Sense of Humor
Sometimes it's my own sense of humor that tickles my fancy and sometimes it's someone else's.
All week, it's been the Powers-That-Be for my city's sense of humor: One morning I left the house to find a clear road and went my merry way. When I returned, those dreaded orange and white hurdles were in the roadway. "Road closed," the sign said. I slowed and stopped, confused. The rule-follower in me wanted to turn around, but my house was beyond those hurdles. While I pondered on the side of the road, another car went around them. Ah! I followed, and made it home. The closure was at the intersection, fifty feet from my house.
Now the road is closed every day, but only in the daytime. Each occasion to venture out of the house is now rather like being a rat in a maze, where they keep moving the cheese. Is it this way? Nope, dead end. How about this way? Nope, another dead end.

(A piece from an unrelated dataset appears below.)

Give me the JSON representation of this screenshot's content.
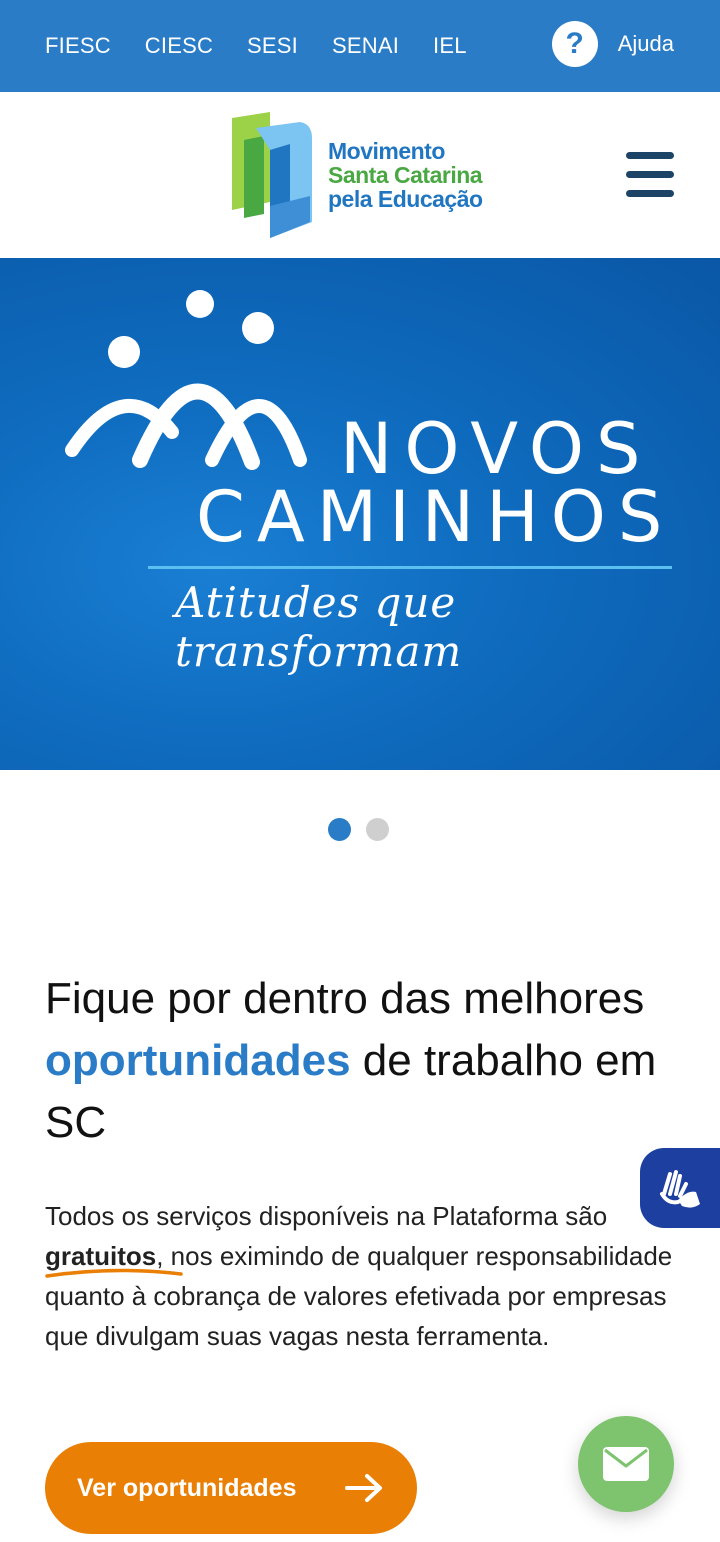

Thursday night, it was God's sense of humor: The days have been running in the low 80s here and Thursday decided to cloud over. Gray skies and grumbling clouds covered our area, and I watched eagerly for signs of rain. The construction on the house has been done for awhile, and most of the last few pieces were finally complete, including the cushion in the window seat. I wanted a thunderstorm, so I could sit up there and watch. (Summer days are not good ones for sitting in that spot.)
By late afternoon, the sky was incredibly dark and it looked like I could touch the clouds if I just stood on tiptoe. Surely it would rain!
I did household chores and some computer gaming while I waited. And waited. And waited. (Here's where God's sense of humor comes in.)
At last, the first raindrops splattered on the dusty pavement outside. I ran to the Fox Room to sit in my new window seat... And realized the sun had set. It was dark outside!
I sat in my window anyway, and did see some lightning, but though I heard the drops hit the window, I never did see it rain.
And Friday night, it was my sense of humor: I needed to call Harry because the guy with him needed to call his wife for a personal crisis. So I got out the hotel list and looked up the number. (They're in Germany.) Holiday Inn. Cool. I dialed the very-long number and heard the odd buzz of the European phone ringing.
"Gluten Morgan," she said, along with a lot of other stuff I couldn't come close to pronouncing. (I'm sure these two aren't right, either, but that's what my American ears heard.)
"Hi," I wisely offered. "I need to speak with my husband. Do you speak English?"
"Yes?" she said, clearly, with an accent, and with the question mark. Still, I was overjoyed to understand the word.
"Oh, good. My husband's name is Harry Hakala H A K A L A. Can I speak with him?"
There followed a very long silence which probably cost me more than a gallon of gas. Then, hesitantly, "Is he not in your room?"
Copyright 2014 Michelle Hakala